Pakistan’s foreign ministry has taken one of its first decisive steps in the realm of international relations, one that could cause a major shift in our foreign policy, and diplomatic relations with other countries. Shah Mahmood Quereshi, the Foreign Minister, announced on Friday, that Pakistan supported Iran’s principled stance on JCPOA (Joint Comprehensive Plan of Action) in the wake of USA’s unilateral with-drawl, and expressed the hope that remaining parties to the agreement would uphold their commitments in letter and spirit. This show of support from Quereshi comes in the aftermath of two-days talks held with Iran’s FM, Javad Zarif, talks which were evidently successful considering renewed cooperation between the two countries.
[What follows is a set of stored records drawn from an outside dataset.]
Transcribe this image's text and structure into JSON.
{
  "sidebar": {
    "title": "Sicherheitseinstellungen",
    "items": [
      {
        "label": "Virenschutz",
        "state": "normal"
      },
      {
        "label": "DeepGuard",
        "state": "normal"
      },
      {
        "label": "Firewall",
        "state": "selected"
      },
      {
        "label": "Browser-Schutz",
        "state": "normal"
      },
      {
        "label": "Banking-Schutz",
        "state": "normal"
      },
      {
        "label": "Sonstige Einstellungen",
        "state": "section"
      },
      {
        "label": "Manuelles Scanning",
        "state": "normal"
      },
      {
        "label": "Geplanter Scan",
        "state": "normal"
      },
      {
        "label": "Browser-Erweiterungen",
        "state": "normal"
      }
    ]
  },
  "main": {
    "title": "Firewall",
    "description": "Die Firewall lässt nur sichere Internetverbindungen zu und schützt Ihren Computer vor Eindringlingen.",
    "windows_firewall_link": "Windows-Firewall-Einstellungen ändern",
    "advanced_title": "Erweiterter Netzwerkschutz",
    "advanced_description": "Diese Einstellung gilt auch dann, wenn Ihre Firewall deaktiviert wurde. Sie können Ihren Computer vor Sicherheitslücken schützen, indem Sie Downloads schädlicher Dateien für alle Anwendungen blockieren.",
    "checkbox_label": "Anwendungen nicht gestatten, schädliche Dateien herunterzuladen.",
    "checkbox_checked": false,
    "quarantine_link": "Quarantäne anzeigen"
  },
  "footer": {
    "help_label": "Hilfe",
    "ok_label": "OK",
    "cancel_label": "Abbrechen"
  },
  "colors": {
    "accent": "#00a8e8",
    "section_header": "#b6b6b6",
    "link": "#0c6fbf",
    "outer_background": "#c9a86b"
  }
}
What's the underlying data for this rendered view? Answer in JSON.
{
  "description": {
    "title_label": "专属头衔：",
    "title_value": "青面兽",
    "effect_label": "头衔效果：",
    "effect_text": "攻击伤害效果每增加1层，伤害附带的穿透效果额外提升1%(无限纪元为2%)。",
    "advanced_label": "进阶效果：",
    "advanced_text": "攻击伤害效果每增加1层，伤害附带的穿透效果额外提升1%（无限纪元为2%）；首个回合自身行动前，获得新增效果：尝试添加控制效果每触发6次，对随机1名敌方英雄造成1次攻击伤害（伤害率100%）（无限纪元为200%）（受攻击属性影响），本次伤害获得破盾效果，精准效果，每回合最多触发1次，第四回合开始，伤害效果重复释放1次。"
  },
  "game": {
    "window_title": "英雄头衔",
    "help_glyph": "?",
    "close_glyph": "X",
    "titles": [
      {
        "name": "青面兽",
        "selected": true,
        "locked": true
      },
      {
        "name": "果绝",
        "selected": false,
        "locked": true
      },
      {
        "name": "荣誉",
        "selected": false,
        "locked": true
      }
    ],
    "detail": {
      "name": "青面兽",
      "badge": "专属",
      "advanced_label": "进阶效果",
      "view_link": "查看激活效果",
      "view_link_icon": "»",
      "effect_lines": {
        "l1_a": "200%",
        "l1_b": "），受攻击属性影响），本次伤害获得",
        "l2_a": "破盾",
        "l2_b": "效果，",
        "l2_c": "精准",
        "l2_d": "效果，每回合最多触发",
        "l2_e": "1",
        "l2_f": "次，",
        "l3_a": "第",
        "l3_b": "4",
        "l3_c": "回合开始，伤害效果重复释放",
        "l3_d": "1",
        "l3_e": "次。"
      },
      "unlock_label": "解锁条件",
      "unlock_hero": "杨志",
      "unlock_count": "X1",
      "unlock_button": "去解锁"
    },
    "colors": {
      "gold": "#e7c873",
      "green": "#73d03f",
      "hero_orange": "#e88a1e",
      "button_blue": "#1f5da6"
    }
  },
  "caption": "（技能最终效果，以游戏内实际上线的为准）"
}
Though it was consequential, this was a good firm action by our foreign ministry. US’s unilateral withdrawal from JCPOA drew condemnation from various countries, including its European allies. A strong stance from Pakistan, Iran’s neighbour, was required, and could lead to a new era of Pakistani-Iranian relations. A fair agreement towards de-nuclearisation, and stability in the Iranian region, which is what JCPOA could have provided, would have been beneficial for both Pakistan and Iran. Pakistan’s standing by Iran on this issue also lends support to the new policy that has been forming itself since the Trump Doctrine, that of regional connectivity and support, which envisions closer ties with China, Russia and Central Asian states, and lessening dependence on the West.
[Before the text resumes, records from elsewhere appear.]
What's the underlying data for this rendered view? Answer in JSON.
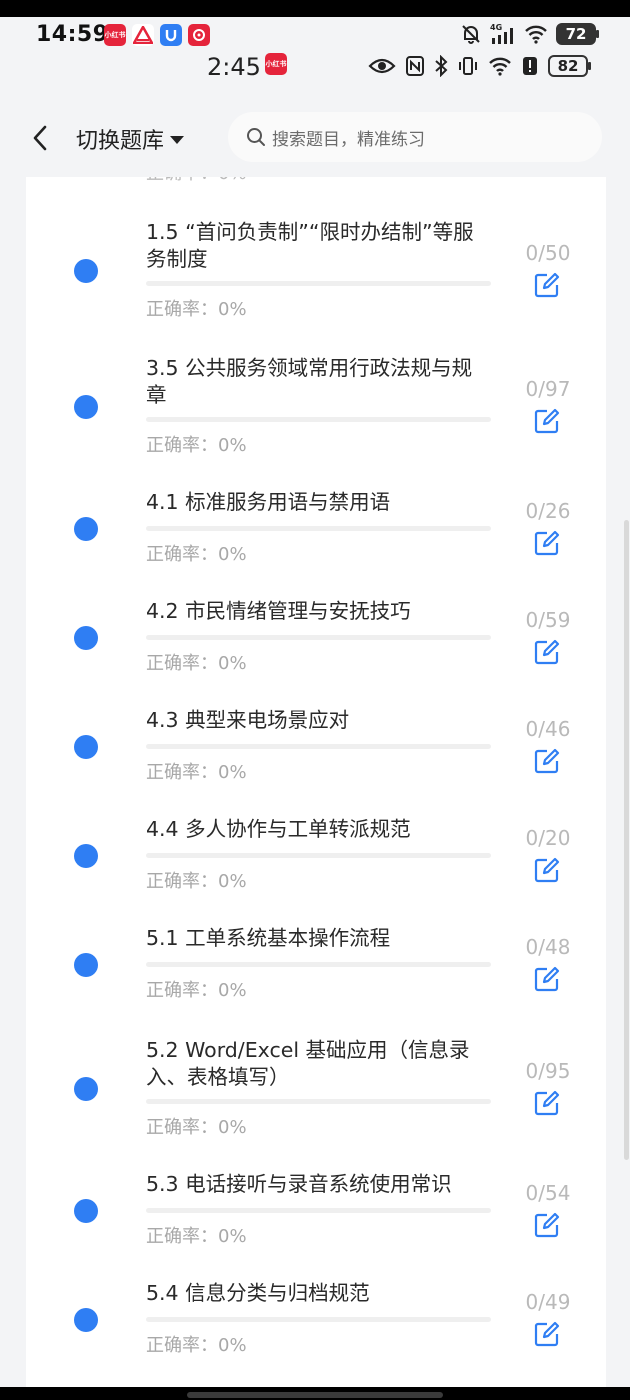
{
  "status_bar": {
    "time_primary": "14:59",
    "time_secondary": "2:45",
    "battery_primary": "72",
    "battery_secondary": "82",
    "network_label": "4G",
    "app_icon_label": "小红书"
  },
  "header": {
    "switch_label": "切换题库",
    "search_placeholder": "搜索题目，精准练习"
  },
  "list": {
    "partial_text": "正确率：0%",
    "items": [
      {
        "title": "1.5 “首问负责制”“限时办结制”等服务制度",
        "count": "0/50",
        "accuracy": "正确率：0%"
      },
      {
        "title": "3.5 公共服务领域常用行政法规与规章",
        "count": "0/97",
        "accuracy": "正确率：0%"
      },
      {
        "title": "4.1 标准服务用语与禁用语",
        "count": "0/26",
        "accuracy": "正确率：0%"
      },
      {
        "title": "4.2 市民情绪管理与安抚技巧",
        "count": "0/59",
        "accuracy": "正确率：0%"
      },
      {
        "title": "4.3 典型来电场景应对",
        "count": "0/46",
        "accuracy": "正确率：0%"
      },
      {
        "title": "4.4 多人协作与工单转派规范",
        "count": "0/20",
        "accuracy": "正确率：0%"
      },
      {
        "title": "5.1 工单系统基本操作流程",
        "count": "0/48",
        "accuracy": "正确率：0%"
      },
      {
        "title": "5.2 Word/Excel 基础应用（信息录入、表格填写）",
        "count": "0/95",
        "accuracy": "正确率：0%"
      },
      {
        "title": "5.3 电话接听与录音系统使用常识",
        "count": "0/54",
        "accuracy": "正确率：0%"
      },
      {
        "title": "5.4 信息分类与归档规范",
        "count": "0/49",
        "accuracy": "正确率：0%"
      }
    ]
  },
  "colors": {
    "dot": "#2f7ef3",
    "edit_icon": "#2f7ef3",
    "background": "#f3f4f6"
  }
}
However, as with every assertive diplomatic move, we must expect a reaction. One cannot underestimate the timing of Zarif’s visit and this showing of support- just days before the visit of US Secretary of State Mike Pompeo to Pakistan. Yet, United States cannot say it is surprised. The US has been increasingly hostile to Pakistan, and has not given in to any opportunity to cooperate to get Pakistan on board. Yet, at the same time Pakistan must be clear on the fact that a diplomatic or economic conflict with the United States is in no one’s interest. The best thing for both nations – Pakistan and Iran – would be to seek peaceful solutions
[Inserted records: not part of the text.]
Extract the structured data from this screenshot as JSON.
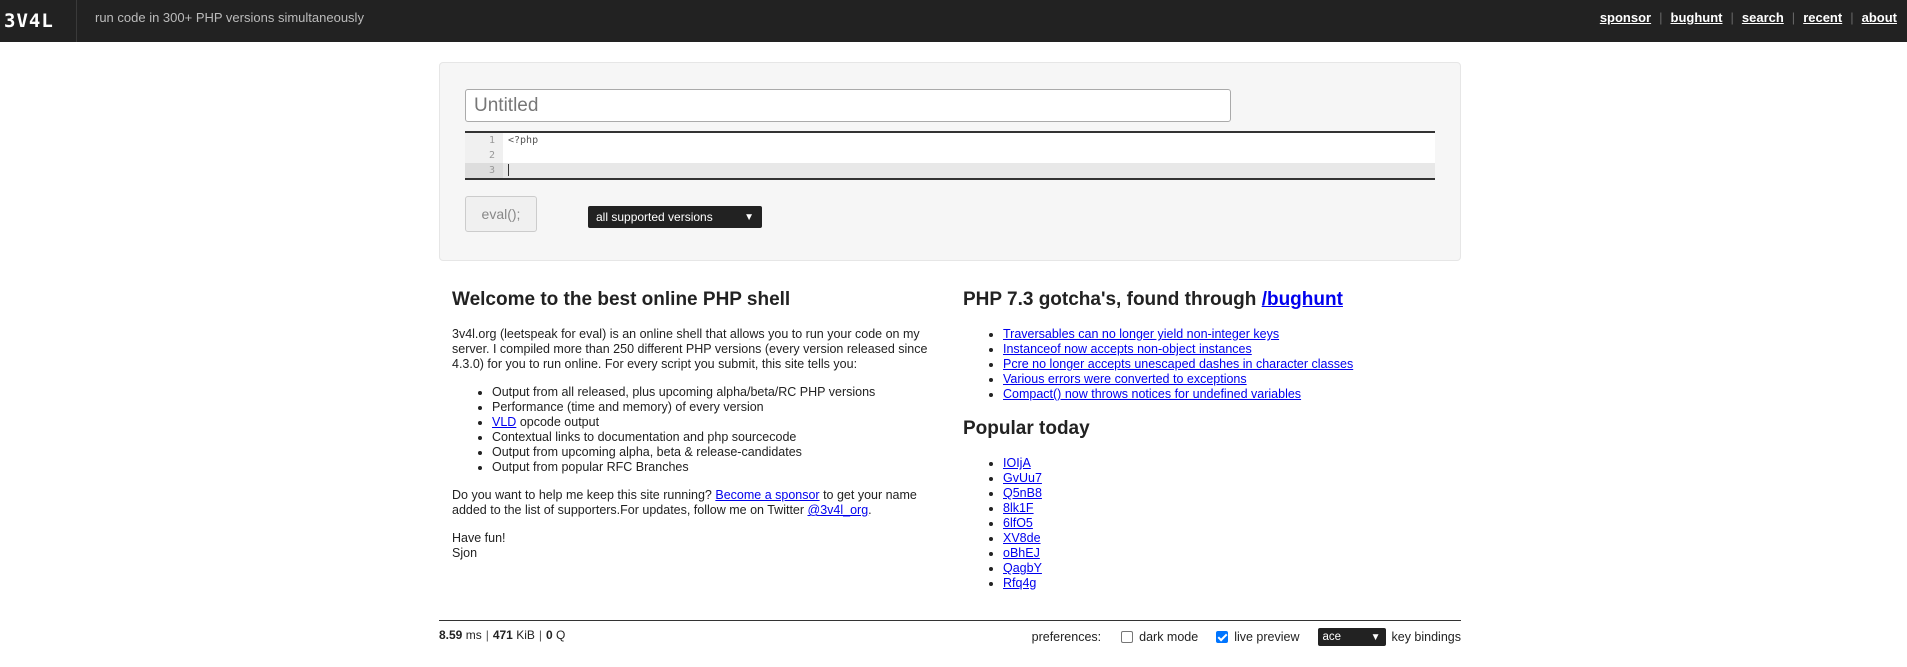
{
  "header": {
    "logo": "3V4L",
    "tagline": "run code in 300+ PHP versions simultaneously",
    "nav": [
      "sponsor",
      "bughunt",
      "search",
      "recent",
      "about"
    ]
  },
  "editor": {
    "title_placeholder": "Untitled",
    "lines": [
      {
        "num": "1",
        "text": "<?php"
      },
      {
        "num": "2",
        "text": ""
      },
      {
        "num": "3",
        "text": ""
      }
    ],
    "eval_label": "eval();",
    "version_selected": "all supported versions"
  },
  "welcome": {
    "heading": "Welcome to the best online PHP shell",
    "intro": "3v4l.org (leetspeak for eval) is an online shell that allows you to run your code on my server. I compiled more than 250 different PHP versions (every version released since 4.3.0) for you to run online. For every script you submit, this site tells you:",
    "features": [
      "Output from all released, plus upcoming alpha/beta/RC PHP versions",
      "Performance (time and memory) of every version",
      "opcode output",
      "Contextual links to documentation and php sourcecode",
      "Output from upcoming alpha, beta & release-candidates",
      "Output from popular RFC Branches"
    ],
    "vld_link": "VLD",
    "sponsor_pre": "Do you want to help me keep this site running? ",
    "sponsor_link": "Become a sponsor",
    "sponsor_post": " to get your name added to the list of supporters.For updates, follow me on Twitter ",
    "twitter_link": "@3v4l_org",
    "sponsor_end": ".",
    "have_fun": "Have fun!",
    "signature": "Sjon"
  },
  "gotchas": {
    "heading": "PHP 7.3 gotcha's, found through ",
    "heading_link": "/bughunt",
    "items": [
      "Traversables can no longer yield non-integer keys",
      "Instanceof now accepts non-object instances",
      "Pcre no longer accepts unescaped dashes in character classes",
      "Various errors were converted to exceptions",
      "Compact() now throws notices for undefined variables"
    ]
  },
  "popular": {
    "heading": "Popular today",
    "items": [
      "IOIjA",
      "GvUu7",
      "Q5nB8",
      "8lk1F",
      "6lfO5",
      "XV8de",
      "oBhEJ",
      "QagbY",
      "Rfq4g"
    ]
  },
  "footer": {
    "time_value": "8.59",
    "time_unit": " ms",
    "mem_value": "471",
    "mem_unit": " KiB",
    "queries_value": "0",
    "queries_unit": " Q",
    "prefs_label": "preferences:",
    "dark_mode": "dark mode",
    "dark_mode_checked": false,
    "live_preview": "live preview",
    "live_preview_checked": true,
    "key_bindings_value": "ace",
    "key_bindings_label": "key bindings"
  }
}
The ball is in the foreign ministry’s court now- which has to deal with what must be a disgruntled US government. While this support for JCPOA was a needed step, it risks deteriorating relations with two of our biggest aid influencers, Saudi Arabia and United States, so Pakistan should be careful not to antagonise the US any further.